 IRENA’s new report shows positive socio-economic benefits of the energy transition.

IRENA’s new report shows positive socio-economic benefits of the energy transition.

I kicked off my day hearing from IRENA, the International Renewable Energy Agency, on recent findings from a soon-to-be launched report on the socio-economic benefits of the energy transition. Based on country targets IRENA modeled the global benefits of shifting to renewable energy. Overall IRENA found that the energy transition will add 11 million additional energy sector jobs, provide 1% of global GDP growth, and increase welfare benefits (including environmental, social, health, and economic indicators) by 15% by 2050. IRENA stressed energy is not an isolated sector, rather all aspects of society can and will benefit from the transition to clean, affordable energy for all.

The theme of a just energy transition carried on throughout the day.

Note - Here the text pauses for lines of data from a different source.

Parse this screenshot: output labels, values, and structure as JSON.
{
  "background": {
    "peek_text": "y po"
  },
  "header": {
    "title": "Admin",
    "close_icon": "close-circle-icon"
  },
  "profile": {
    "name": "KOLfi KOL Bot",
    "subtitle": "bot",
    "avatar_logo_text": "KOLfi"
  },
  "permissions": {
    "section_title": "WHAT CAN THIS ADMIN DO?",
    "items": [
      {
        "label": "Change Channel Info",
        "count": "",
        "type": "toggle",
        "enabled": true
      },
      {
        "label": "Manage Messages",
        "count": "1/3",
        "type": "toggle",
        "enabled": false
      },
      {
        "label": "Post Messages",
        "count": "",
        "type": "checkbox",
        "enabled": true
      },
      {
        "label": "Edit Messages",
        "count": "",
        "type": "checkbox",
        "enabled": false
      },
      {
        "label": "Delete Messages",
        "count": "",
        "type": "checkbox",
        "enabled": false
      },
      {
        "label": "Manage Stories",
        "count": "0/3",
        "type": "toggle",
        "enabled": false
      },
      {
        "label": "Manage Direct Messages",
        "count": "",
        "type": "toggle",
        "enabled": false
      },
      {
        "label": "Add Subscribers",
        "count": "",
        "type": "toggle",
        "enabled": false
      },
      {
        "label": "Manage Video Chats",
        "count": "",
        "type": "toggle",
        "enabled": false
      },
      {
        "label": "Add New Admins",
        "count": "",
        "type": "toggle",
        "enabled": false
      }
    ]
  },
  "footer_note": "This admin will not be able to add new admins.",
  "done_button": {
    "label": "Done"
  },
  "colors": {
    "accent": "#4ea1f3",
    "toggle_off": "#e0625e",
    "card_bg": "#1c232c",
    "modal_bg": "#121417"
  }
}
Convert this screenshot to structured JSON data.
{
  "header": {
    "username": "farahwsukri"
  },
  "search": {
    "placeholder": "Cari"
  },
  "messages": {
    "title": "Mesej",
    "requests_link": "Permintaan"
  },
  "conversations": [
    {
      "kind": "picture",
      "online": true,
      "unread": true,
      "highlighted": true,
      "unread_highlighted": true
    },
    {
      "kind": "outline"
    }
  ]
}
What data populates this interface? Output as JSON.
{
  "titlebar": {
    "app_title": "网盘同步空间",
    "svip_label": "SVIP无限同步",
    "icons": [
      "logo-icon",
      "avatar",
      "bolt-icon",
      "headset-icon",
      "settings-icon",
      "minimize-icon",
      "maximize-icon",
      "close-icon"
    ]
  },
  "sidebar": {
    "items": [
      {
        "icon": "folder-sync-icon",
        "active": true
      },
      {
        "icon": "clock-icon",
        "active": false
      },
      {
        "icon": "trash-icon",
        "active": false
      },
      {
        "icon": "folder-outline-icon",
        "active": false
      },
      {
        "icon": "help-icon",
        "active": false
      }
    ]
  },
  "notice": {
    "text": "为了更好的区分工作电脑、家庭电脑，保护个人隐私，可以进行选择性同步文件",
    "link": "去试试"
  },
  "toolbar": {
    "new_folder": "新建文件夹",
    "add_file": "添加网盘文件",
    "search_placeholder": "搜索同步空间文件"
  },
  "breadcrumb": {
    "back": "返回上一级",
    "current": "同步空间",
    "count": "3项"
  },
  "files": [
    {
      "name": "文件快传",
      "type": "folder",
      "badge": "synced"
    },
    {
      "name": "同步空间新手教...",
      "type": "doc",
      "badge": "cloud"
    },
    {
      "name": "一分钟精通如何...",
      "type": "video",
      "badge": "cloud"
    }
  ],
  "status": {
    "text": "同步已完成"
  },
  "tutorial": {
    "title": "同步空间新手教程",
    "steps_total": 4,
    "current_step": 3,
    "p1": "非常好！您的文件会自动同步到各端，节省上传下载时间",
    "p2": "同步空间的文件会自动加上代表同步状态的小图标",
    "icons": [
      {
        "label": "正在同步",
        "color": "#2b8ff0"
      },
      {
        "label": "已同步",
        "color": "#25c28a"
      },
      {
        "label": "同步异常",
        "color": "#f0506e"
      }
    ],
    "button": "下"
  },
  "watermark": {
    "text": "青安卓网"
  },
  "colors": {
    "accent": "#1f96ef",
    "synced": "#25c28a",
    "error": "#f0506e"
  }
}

In a later event on the energy transition, the Ministry of Trade and Industry of Singapore shared his perspective as a small developing island. Singapore is a resource, energy, and land constrained city-state that relies heavily on trade imports as the basis of its economy. The Minister underlined the importance of remaining conscious of national circumstances when developing the Katowice rulebook for implementation of the Paris Agreement.  


 Katowice Pavilion highlights the transition from Black to Green and features a display of coal based products.

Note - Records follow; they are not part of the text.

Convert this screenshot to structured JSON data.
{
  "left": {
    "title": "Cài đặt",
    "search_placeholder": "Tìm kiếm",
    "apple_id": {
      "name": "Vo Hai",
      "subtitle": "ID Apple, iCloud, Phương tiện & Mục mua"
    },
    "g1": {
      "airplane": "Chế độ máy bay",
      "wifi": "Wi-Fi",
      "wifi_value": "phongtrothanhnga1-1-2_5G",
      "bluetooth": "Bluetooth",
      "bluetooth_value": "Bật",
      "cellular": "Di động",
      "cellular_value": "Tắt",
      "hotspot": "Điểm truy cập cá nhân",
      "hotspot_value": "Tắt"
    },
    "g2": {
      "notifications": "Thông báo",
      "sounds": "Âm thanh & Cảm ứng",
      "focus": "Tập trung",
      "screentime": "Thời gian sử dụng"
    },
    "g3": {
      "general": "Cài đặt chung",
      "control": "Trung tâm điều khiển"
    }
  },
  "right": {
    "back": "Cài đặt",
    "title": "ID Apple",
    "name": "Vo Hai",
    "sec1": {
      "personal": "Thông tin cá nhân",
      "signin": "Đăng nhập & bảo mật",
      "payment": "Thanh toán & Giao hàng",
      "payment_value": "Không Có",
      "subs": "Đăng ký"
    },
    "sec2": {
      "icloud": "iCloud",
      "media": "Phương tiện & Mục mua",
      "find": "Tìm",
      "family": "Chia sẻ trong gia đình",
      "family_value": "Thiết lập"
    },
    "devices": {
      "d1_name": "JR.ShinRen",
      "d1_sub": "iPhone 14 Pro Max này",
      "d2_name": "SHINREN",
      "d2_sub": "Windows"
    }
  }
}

Katowice Pavilion highlights the transition from Black to Green and features a display of coal based products.

Many oil and coal dependent countries are looking to carbon capture utilization and storage (CCUS) as one way to cut emissions while grappling with the reality of carbon locked infrastructure. One third of CO2 emissions come from coal-fired power plants and less than half are 15 years old. While costs still remain high, CCUS is gaining increased attention as a viable pathway to low emission development, particularly as carbon pricing schemes begin to take shape around the globe. More work is still to be done, however. Unfortunately, CO2 emissions are projected to increase for the second year in a row according to the International Energy Agency. Representatives from Canada, the European Commission and Costa Rica share hope that success at COP24 will allow for better tracking and increased funding for low carbon technology.  

One of the most impactful conversations I had today came not from a high-level panelist nor country delegate but rather from a student who was born and raised in Katowice, our host for this year’s COP. I learned about the deep history and connection to the coal industry in this region. In a note of irony not lost on the student she shared her excitement about Barbórka, a regional festival celebrated each December 4th to celebrate Saint Barbara, the patron saint of coal miners. The festival is a time of family gathering where singing, dancing and sharing stories of mining folklore over hearty meals is cherished by all.  

Transitioning to low-carbon energy sectors is critical to achieving the Paris Agreement and curbing climate change, however festivals such as Barbórka serve as a keen reminder that transition isn’t easy, from both economic and social perspectives. Over the course of the day I was encouraged by efforts already underway to create sustainable, just and democratic energy solutions that not only help combat the changing climate but also offer wider social and economic benefits to communities near and far.